In its entry on the United States, the volume states: "The US would not have come into being without propaganda, nor would its society exist as currently constituted.

"Yet the average American continues to take comfort in the notion that propaganda is something one associates with Nazi Germany, neatly distinguishing between propaganda and advertising and defining the latter as dealing with information or persuasion and the former as a form of deception.

"Collective amnesia is too strong a way to characterise this curious state of affairs, but its seems to take some doing to live in a society that is the world's greatest consumer of propaganda while at the same time convincing oneself this is not so."

The book also awards the US the dubious accolade of being 'the largest disseminator of propaganda and persuasion in history.'

The study looks at the role of propaganda in the War on Terrorism, arguing that the 9/11 terrorist attacks were in themselves a form of propaganda by direct action: "The terrorists selected their targets with an eye to their symbolic value and cultural resonance." 

The researchers claim that propaganda 'gaffes' were committed by the US early on the campaign by referring to the action as a 'crusade' which had negative historical echoes in the Islamic world and then by describing the campaign as 'Eternal Justice' - realms believed by Muslims to be the monopoly of God.

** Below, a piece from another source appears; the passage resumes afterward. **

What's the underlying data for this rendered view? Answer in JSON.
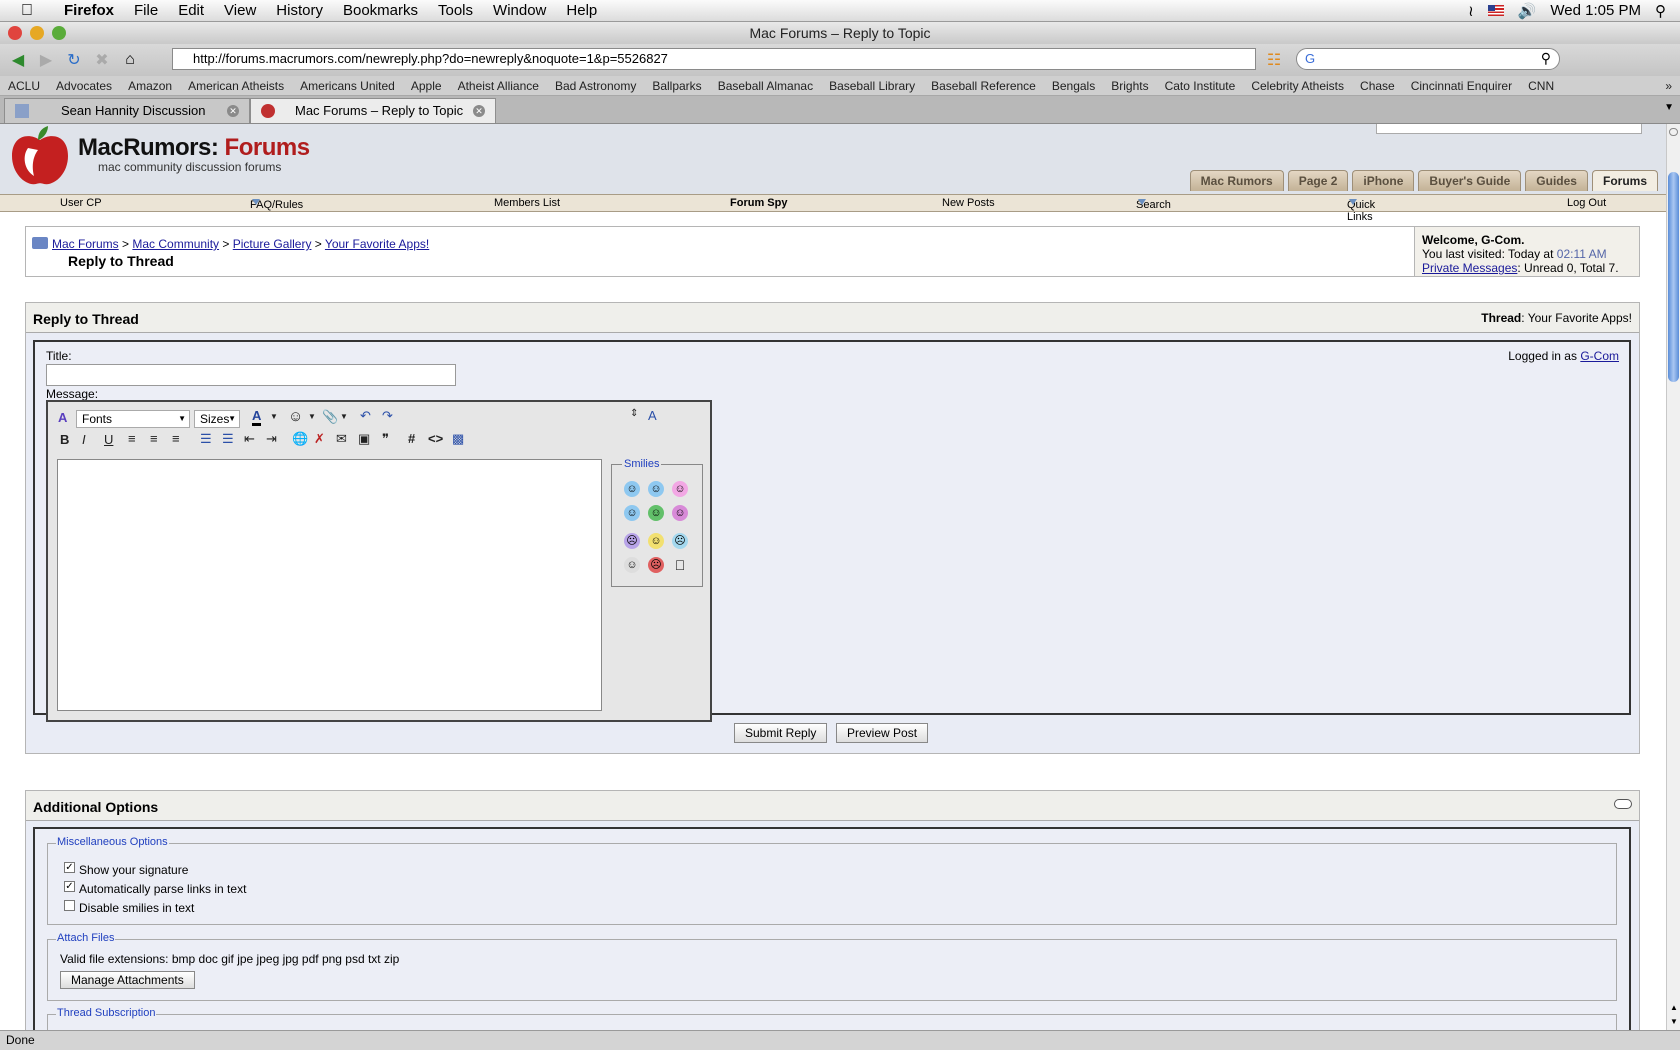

The research has been published in the form of an encyclopaedia including geographic entries examining propaganda in a country or region. There are case-study entries on events and movements from abortion to Zionism. Film and media propaganda is explored and profiles of individuals include Osama Bin Laden, Margaret Thatcher, and Tony Blair.
Contributors, in addition to the three editors, include propaganda experts from Israel, India, Germany, Canada, Italy, and New Zealand, as well as a clutch of British and American propaganda experts with regional specialities.

Leicester contributors also include Daniel Cooper, Dina Iordinova, Samantha Jones, Bryan Mann and Elizabeth Tacey. Help was also provided by Stuart Ball, Phillip Lindley and Aubrey Newman.

Propaganda and Mass Persuasion, A Historical Encyclopaedia, 1500 to the Present , is published by ABC-CLIO.

Note to newsdesk: 

For more information contact:

Professor Nick Cull, 0116-252-2861 or njc14@le.ac.uk

Professor David Culbert, dhculbert@aol.com

Professor David Welch, 01227-764000 ext 3472 or D.A.Welch@ukc.ac.uk

For the publisher, contact: 
Courtney Russell
Public Relations Coordinator
ABC-CLIO
130 Cremona Drive
Santa Barbara, CA 93117
Phone: (800) 368-6868 x 347
Fax: (805) 685-9685
CRussell@abc-clio.com
www.abc-clio.com

[University Home] [Press and Publications] [University Index A-Z][University Search][University Help]
Information supplied by: Barbara Whiteman
Last updated: September 2003
University Administration Web Maintainer

This document has been approved by the head of department or section.